I was talking with a client recently who wanted a white kitchen because it's timeless and classic but was worried it would feel too white.
I think we've all seen suuuper white kitchens in magazines or tv shows and thought, "Yowza! Now that is a WHITE kitchen."
There are ways to avoid this though, and still have the classic white kitchen of your dreams.
And if you've already installed a white kitchen and feel it's too white, stay tuned as I'll address that too!
If You're Planning A White Kitchen
If you're just starting to pick out your kitchen finishes, there are a few tricks I'd advise so you don't end up with a white kitchen that feels too white:
1. Choose a Warm White Cabinet
Shown Above | CABINET: Wedgewood Raised Panel Cabinet in Melted Brie; TILE: Bloom Handmade Tile in Cream Crackle; COUNTERTOP: Silestone Lusso; PAINT COLOR: Benjamin Moore Wall Color in Manchester Tan (Bottom Right)
Sometimes adding just a smidge of warmth to your white cabinet color can go a long way. Our favorite warm white? Simply White by Benjamin Moore.

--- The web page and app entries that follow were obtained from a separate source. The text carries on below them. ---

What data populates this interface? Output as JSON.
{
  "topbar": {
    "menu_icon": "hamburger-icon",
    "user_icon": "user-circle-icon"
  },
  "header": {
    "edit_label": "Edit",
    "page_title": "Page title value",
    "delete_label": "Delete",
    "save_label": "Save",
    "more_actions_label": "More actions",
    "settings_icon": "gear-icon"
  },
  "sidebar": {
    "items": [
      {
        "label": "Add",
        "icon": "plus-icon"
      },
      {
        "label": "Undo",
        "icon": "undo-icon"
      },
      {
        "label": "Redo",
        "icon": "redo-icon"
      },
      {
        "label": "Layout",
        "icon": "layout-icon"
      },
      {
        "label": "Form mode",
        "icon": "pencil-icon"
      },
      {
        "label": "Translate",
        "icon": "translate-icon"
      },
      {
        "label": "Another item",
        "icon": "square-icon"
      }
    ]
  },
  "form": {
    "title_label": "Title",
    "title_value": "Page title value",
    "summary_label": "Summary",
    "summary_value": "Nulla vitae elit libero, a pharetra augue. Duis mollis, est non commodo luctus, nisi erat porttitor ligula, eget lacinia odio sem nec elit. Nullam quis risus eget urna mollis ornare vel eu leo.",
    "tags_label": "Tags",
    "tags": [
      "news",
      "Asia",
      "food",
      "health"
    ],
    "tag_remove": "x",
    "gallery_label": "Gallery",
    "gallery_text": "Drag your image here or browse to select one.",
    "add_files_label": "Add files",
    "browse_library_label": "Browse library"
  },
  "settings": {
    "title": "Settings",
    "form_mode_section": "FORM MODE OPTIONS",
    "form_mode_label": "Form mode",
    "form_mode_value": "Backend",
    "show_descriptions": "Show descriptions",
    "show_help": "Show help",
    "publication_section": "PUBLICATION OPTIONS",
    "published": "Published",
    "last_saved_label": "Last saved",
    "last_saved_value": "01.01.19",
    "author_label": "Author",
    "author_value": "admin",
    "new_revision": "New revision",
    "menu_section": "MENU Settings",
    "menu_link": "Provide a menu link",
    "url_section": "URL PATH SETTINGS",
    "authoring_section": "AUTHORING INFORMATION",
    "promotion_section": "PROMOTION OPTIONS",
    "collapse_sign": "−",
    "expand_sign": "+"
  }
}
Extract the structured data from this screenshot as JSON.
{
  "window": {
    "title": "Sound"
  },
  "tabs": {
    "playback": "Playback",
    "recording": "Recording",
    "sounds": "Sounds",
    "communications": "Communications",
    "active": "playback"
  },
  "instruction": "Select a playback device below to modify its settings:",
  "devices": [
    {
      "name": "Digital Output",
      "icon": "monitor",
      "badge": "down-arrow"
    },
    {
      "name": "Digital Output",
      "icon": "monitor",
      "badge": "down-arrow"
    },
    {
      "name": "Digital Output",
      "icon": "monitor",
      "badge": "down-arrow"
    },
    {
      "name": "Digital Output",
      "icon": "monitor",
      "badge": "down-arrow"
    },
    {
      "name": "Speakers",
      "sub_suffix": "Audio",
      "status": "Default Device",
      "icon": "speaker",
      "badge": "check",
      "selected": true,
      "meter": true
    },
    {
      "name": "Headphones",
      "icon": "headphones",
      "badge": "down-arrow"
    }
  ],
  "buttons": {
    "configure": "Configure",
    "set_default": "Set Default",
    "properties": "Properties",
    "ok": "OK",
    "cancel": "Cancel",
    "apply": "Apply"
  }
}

2. Add a Little Contrast
I'm not saying you need to introduce any crazy bold colors here, but a little contrast in a white kitchen can go a long way - Perhaps you choose a slighly warmer countertop (our clients tend to love Taj Mahal Quartzite), or maybe you go with cream instead of a stark white on your backsplash.
In fact, we have a glaze called Cream that might be a good choice.

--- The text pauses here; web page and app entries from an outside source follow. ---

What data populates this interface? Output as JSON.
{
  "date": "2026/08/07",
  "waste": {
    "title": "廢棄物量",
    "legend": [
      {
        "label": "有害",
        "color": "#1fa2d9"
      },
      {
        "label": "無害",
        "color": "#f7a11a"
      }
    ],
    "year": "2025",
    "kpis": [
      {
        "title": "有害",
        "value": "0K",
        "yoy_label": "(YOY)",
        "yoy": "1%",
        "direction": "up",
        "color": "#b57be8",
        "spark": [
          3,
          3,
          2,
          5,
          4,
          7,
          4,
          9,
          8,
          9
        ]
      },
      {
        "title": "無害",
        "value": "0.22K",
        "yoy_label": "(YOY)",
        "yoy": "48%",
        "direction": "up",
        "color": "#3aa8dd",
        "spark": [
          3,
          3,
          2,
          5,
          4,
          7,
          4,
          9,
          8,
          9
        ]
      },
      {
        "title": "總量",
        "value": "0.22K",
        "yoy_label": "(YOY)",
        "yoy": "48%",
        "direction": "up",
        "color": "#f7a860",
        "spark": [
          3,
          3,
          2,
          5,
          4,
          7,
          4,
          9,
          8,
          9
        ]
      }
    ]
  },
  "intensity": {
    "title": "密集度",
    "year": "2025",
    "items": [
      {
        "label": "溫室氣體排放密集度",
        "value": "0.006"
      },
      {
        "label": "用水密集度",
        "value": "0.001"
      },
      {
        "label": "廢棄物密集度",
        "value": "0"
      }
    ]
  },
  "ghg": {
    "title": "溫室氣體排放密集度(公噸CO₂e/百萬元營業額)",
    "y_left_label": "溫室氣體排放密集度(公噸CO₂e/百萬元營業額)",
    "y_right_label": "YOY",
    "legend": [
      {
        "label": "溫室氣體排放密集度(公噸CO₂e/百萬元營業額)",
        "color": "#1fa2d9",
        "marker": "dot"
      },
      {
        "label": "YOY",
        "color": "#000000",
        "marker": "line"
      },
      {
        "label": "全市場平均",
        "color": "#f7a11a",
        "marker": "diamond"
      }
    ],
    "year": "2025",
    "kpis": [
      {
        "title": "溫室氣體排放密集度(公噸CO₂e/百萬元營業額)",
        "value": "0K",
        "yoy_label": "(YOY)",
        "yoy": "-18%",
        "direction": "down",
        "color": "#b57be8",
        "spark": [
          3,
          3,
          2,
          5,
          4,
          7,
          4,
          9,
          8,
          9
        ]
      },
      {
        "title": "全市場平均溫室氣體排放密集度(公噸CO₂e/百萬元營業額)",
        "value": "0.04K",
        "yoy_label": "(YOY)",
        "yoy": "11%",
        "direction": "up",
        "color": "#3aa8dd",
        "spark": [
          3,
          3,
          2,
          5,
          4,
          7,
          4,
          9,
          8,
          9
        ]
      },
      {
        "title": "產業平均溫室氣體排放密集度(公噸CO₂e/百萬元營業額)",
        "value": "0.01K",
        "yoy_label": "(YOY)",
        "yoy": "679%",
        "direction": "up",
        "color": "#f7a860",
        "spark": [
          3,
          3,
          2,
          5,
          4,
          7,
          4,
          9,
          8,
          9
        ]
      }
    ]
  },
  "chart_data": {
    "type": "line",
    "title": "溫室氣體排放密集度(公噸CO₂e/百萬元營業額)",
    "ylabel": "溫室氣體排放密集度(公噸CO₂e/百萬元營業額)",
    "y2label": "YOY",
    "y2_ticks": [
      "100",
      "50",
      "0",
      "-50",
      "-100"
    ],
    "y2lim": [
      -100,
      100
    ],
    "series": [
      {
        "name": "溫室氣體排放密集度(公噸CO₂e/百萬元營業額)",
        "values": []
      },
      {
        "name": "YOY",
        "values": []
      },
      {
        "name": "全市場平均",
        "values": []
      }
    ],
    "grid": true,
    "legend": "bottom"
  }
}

3. Choose Your Grout Color Wisely
Many people don't put much thought into grout color, and often the decision is left up to the contractor. However, I would suggest giving this decision a little extra thought.

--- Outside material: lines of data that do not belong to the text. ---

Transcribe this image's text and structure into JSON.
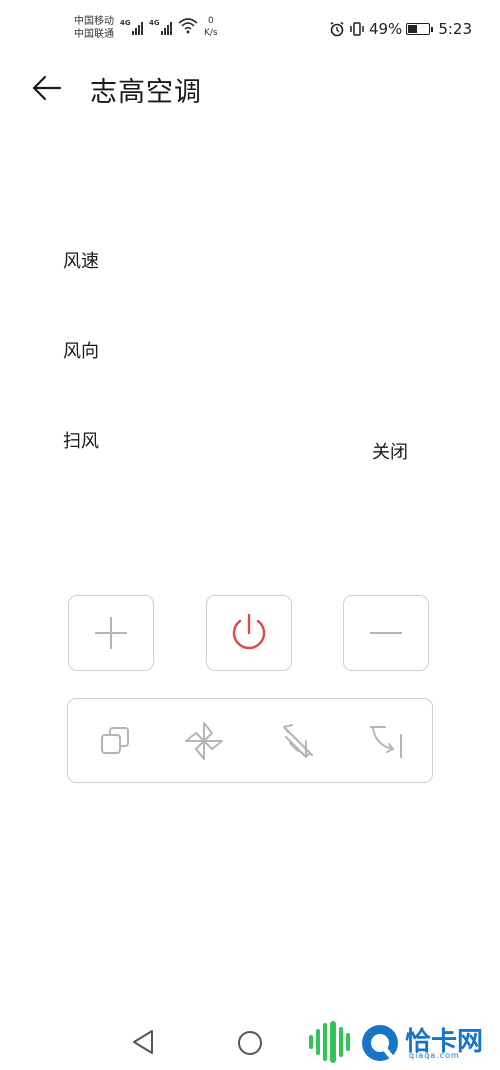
{
  "status_bar": {
    "carrier_1": "中国移动",
    "carrier_2": "中国联通",
    "net_1": "4G",
    "net_2": "4G",
    "speed_value": "0",
    "speed_unit": "K/s",
    "battery_percent": "49%",
    "battery_level": 0.49,
    "time": "5:23"
  },
  "header": {
    "title": "志高空调"
  },
  "settings": {
    "fan_speed_label": "风速",
    "direction_label": "风向",
    "swing_label": "扫风",
    "swing_value": "关闭"
  },
  "controls": {
    "power_color": "#e0474c",
    "icon_color": "#b5b5b5"
  },
  "watermark": {
    "brand": "恰卡网",
    "domain": "qiaqa.com"
  }
}
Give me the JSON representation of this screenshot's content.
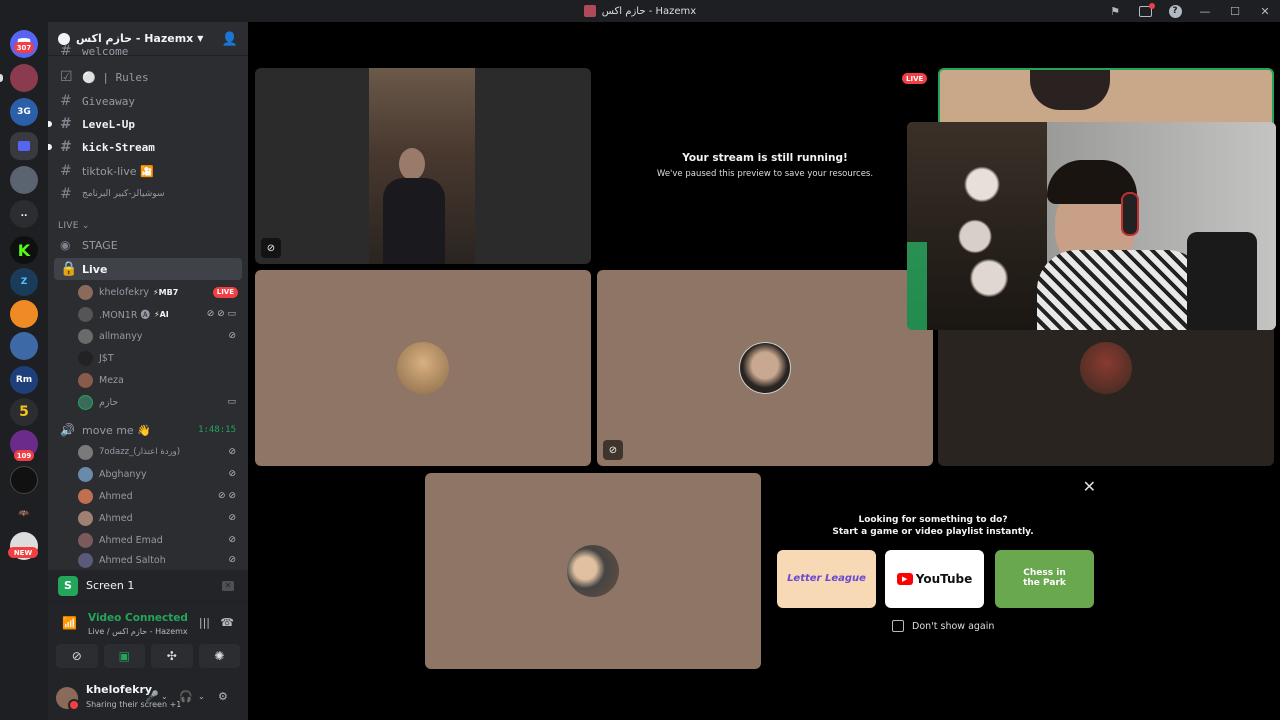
{
  "window": {
    "title": "حازم اكس - Hazemx"
  },
  "rail": {
    "dm_badge": "307",
    "servers": [
      {
        "name": "server-avatar-1",
        "color": "#8a3b4e"
      },
      {
        "name": "server-3g",
        "label": "3G",
        "color": "#2b5fa8"
      },
      {
        "name": "server-folder",
        "color": "#5865f2"
      },
      {
        "name": "server-landscape",
        "color": "#5a6470"
      },
      {
        "name": "server-dots",
        "label": "..",
        "color": "#2b2d31"
      },
      {
        "name": "server-kick",
        "label": "K",
        "color": "#0f0f0f"
      },
      {
        "name": "server-z",
        "label": "Z",
        "color": "#1a3c5a"
      },
      {
        "name": "server-orange",
        "color": "#f08a24"
      },
      {
        "name": "server-blue",
        "color": "#3d6aa6"
      },
      {
        "name": "server-rm",
        "label": "Rm",
        "color": "#1f3f7a"
      },
      {
        "name": "server-5",
        "label": "5",
        "color": "#2b2d31"
      },
      {
        "name": "server-purple",
        "color": "#6a2b8a"
      },
      {
        "name": "server-black",
        "color": "#111"
      },
      {
        "name": "server-bat",
        "color": "#1e1f22"
      },
      {
        "name": "server-new",
        "color": "#ddd"
      }
    ],
    "badge_109": "109",
    "badge_new": "NEW"
  },
  "guild": {
    "name": "حازم اكس - Hazemx"
  },
  "channels": {
    "text": [
      {
        "label": "welcome",
        "style": "dim"
      },
      {
        "label": "⚪ | Rules",
        "style": "dim"
      },
      {
        "label": "Giveaway",
        "style": "dim"
      },
      {
        "label": "LeveL-Up",
        "style": "bright"
      },
      {
        "label": "kick-Stream",
        "style": "bright"
      },
      {
        "label": "tiktok-live 🎦",
        "style": "dim"
      },
      {
        "label": "سوشيالز-كبير البرنامج",
        "style": "dim"
      }
    ],
    "category": "LIVE",
    "stage": "STAGE",
    "live_channel": "Live",
    "live_members": [
      {
        "name": "khelofekry",
        "tag": "⚡MB7",
        "live": "LIVE",
        "color": "#8a6a5a"
      },
      {
        "name": ".MON1R 🅐",
        "tag": "⚡AI",
        "icons": "🔇🎧📷",
        "color": "#555"
      },
      {
        "name": "allmanyy",
        "icons": "🔇",
        "color": "#6a6a6a"
      },
      {
        "name": "J$T",
        "color": "#222"
      },
      {
        "name": "Meza",
        "color": "#8a5a4a"
      },
      {
        "name": "حازم",
        "icons": "📷",
        "color": "#3a6a5a"
      }
    ],
    "move_me": {
      "label": "move me 👋",
      "timer": "1:48:15"
    },
    "move_members": [
      {
        "name": "7odazz_(وردة اعتذار)",
        "icons": "🔇",
        "color": "#7a7a7a"
      },
      {
        "name": "Abghanyy",
        "icons": "🔇",
        "color": "#6a8aaa"
      },
      {
        "name": "Ahmed",
        "icons": "🔇🎧",
        "color": "#c07050"
      },
      {
        "name": "Ahmed",
        "icons": "🔇",
        "color": "#a08070"
      },
      {
        "name": "Ahmed Emad",
        "icons": "🔇",
        "color": "#7a5a5a"
      },
      {
        "name": "Ahmed Saltoh",
        "icons": "🔇",
        "color": "#5a5a7a"
      }
    ]
  },
  "panel": {
    "screen_label": "Screen 1",
    "video_connected": "Video Connected",
    "video_sub": "Live / حازم اكس - Hazemx",
    "username": "khelofekry",
    "status": "Sharing their screen +1"
  },
  "stage": {
    "paused_title": "Your stream is still running!",
    "paused_sub": "We've paused this preview to save your resources.",
    "live_badge": "LIVE",
    "tile_colors": {
      "tile_bg": "#8e7565",
      "tile_dark": "#2a2420"
    },
    "activity": {
      "line1": "Looking for something to do?",
      "line2": "Start a game or video playlist instantly.",
      "cards": [
        {
          "label": "Letter League",
          "color": "#f7d9b5"
        },
        {
          "label": "YouTube",
          "color": "#ffffff"
        },
        {
          "label": "Chess in the Park",
          "color": "#6aa84f"
        }
      ],
      "dont_show": "Don't show again"
    }
  }
}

Grout color obviously plays a big part in our tile designs, but it also makes a big difference in backsplashes that have smaller grout lines.
Yes, I realize we no longer carry Two-Color tile as shown below so don't shoot me for pulling up these photos! But it's just such a good illustration of what a difference grout color makes that I had to share. Both examples below show the same exact Hiser Handmade tile, but different grout.
Grouts Shown Above: (Top) MAPEI Keracolor Sanded Grout in White | (Bottom) MAPEI Keracolor Sanded Grout in Biscuit
Pretty crazy, right?
So if you'd like a simple tip to warm up a white kitchen, try choosing a slightly warmer grout. We like MAPEI Keracolor Sanded Grout in Biscuit (but always test it first!).
Have an Existing Kitchen that Feels Too White?
Not to worry! All is not lost.
I've got a few simple recommendations that can go a long way in warming things up without ripping out your brand new kitchen.
1. Consider Swapping Out Your Hardware
Not everyone loves gold faucets and drawer pulls, but they can go a long way to add some warmth to your space.
2. Paint Your Walls
Yes, this is a bit of work but the good news is it's phenomenally cheaper than installing a brand new kitchen! Sometimes just choosing the right wall color can make all the difference in the world. Here's a link to a great post about choosing kitchen wall color and whole house paint colors too.
Shown Above: Damask Handmade Tile in Glossy White